An exact copy of every record, without the pictures, is what should come back.

[Dataset rows for apps and sites]
--

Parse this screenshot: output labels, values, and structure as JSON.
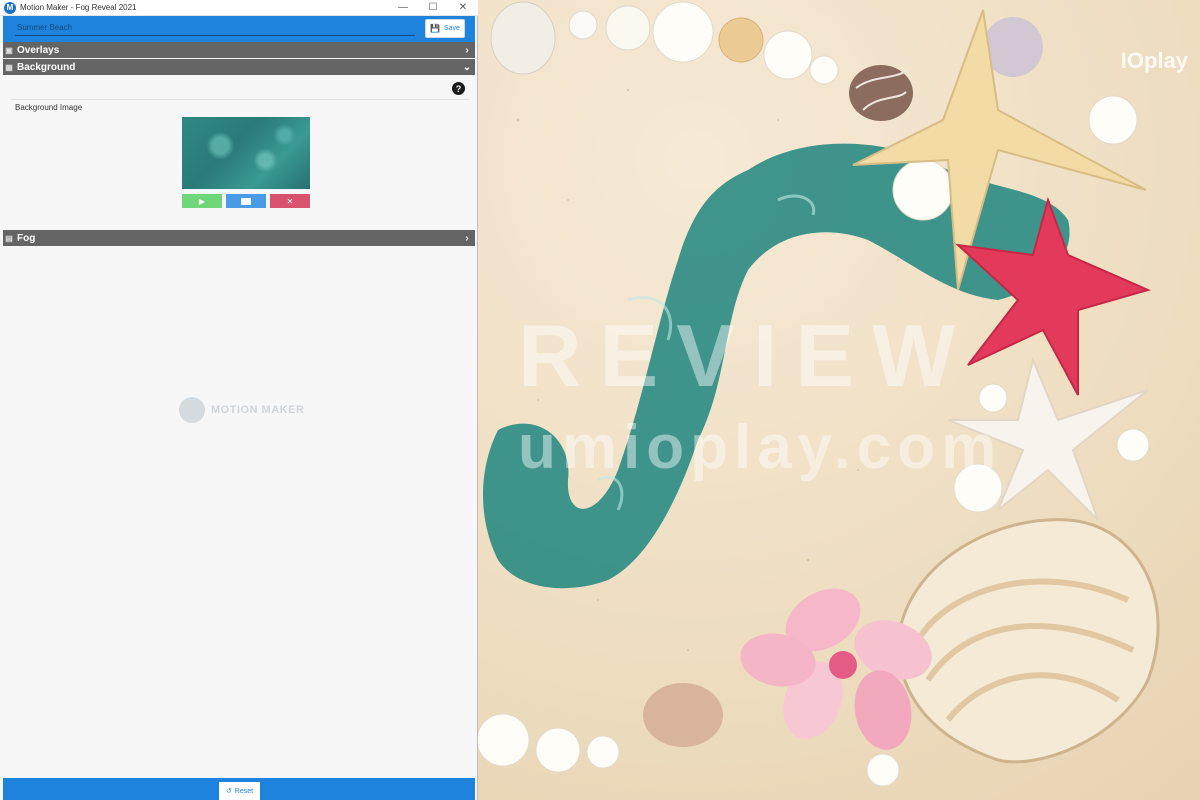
{
  "window": {
    "title": "Motion Maker - Fog Reveal 2021",
    "minimize_icon": "minimize-icon",
    "maximize_icon": "maximize-icon",
    "close_icon": "close-icon"
  },
  "topbar": {
    "project_name_value": "Summer Beach",
    "save_label": "Save",
    "save_icon": "floppy-disk-icon"
  },
  "sections": {
    "overlays": {
      "label": "Overlays",
      "icon": "layers-icon",
      "expanded": false
    },
    "background": {
      "label": "Background",
      "icon": "image-icon",
      "expanded": true
    },
    "fog": {
      "label": "Fog",
      "icon": "fog-icon",
      "expanded": false
    }
  },
  "background_panel": {
    "image_label": "Background Image",
    "help_glyph": "?",
    "buttons": [
      {
        "name": "play",
        "glyph": "▶",
        "color": "#6fd67a"
      },
      {
        "name": "open-folder",
        "glyph": "📂",
        "color": "#4a9be6"
      },
      {
        "name": "clear",
        "glyph": "✕",
        "color": "#d9536e"
      }
    ]
  },
  "watermark": {
    "text": "MOTION MAKER"
  },
  "bottombar": {
    "reset_label": "Reset",
    "reset_icon": "undo-icon"
  },
  "preview": {
    "brand_text": "IOplay",
    "watermark_line1": "REVIEW",
    "watermark_line2": "umioplay.com"
  },
  "colors": {
    "accent_blue": "#1e83dc",
    "section_header": "#646464",
    "panel_bg": "#f7f7f7",
    "play_green": "#6fd67a",
    "folder_blue": "#4a9be6",
    "clear_red": "#d9536e"
  }
}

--

ANSWER SPACE:
Parse this screenshot: output labels, values, and structure as JSON.
{
  "window": {
    "title": "Motion Maker - Fog Reveal 2021",
    "minimize_icon": "minimize-icon",
    "maximize_icon": "maximize-icon",
    "close_icon": "close-icon"
  },
  "topbar": {
    "project_name_value": "Summer Beach",
    "save_label": "Save",
    "save_icon": "floppy-disk-icon"
  },
  "sections": {
    "overlays": {
      "label": "Overlays",
      "icon": "layers-icon",
      "expanded": false
    },
    "background": {
      "label": "Background",
      "icon": "image-icon",
      "expanded": true
    },
    "fog": {
      "label": "Fog",
      "icon": "fog-icon",
      "expanded": false
    }
  },
  "background_panel": {
    "image_label": "Background Image",
    "help_glyph": "?",
    "buttons": [
      {
        "name": "play",
        "glyph": "▶",
        "color": "#6fd67a"
      },
      {
        "name": "open-folder",
        "glyph": "📂",
        "color": "#4a9be6"
      },
      {
        "name": "clear",
        "glyph": "✕",
        "color": "#d9536e"
      }
    ]
  },
  "watermark": {
    "text": "MOTION MAKER"
  },
  "bottombar": {
    "reset_label": "Reset",
    "reset_icon": "undo-icon"
  },
  "preview": {
    "brand_text": "IOplay",
    "watermark_line1": "REVIEW",
    "watermark_line2": "umioplay.com"
  },
  "colors": {
    "accent_blue": "#1e83dc",
    "section_header": "#646464",
    "panel_bg": "#f7f7f7",
    "play_green": "#6fd67a",
    "folder_blue": "#4a9be6",
    "clear_red": "#d9536e"
  }
}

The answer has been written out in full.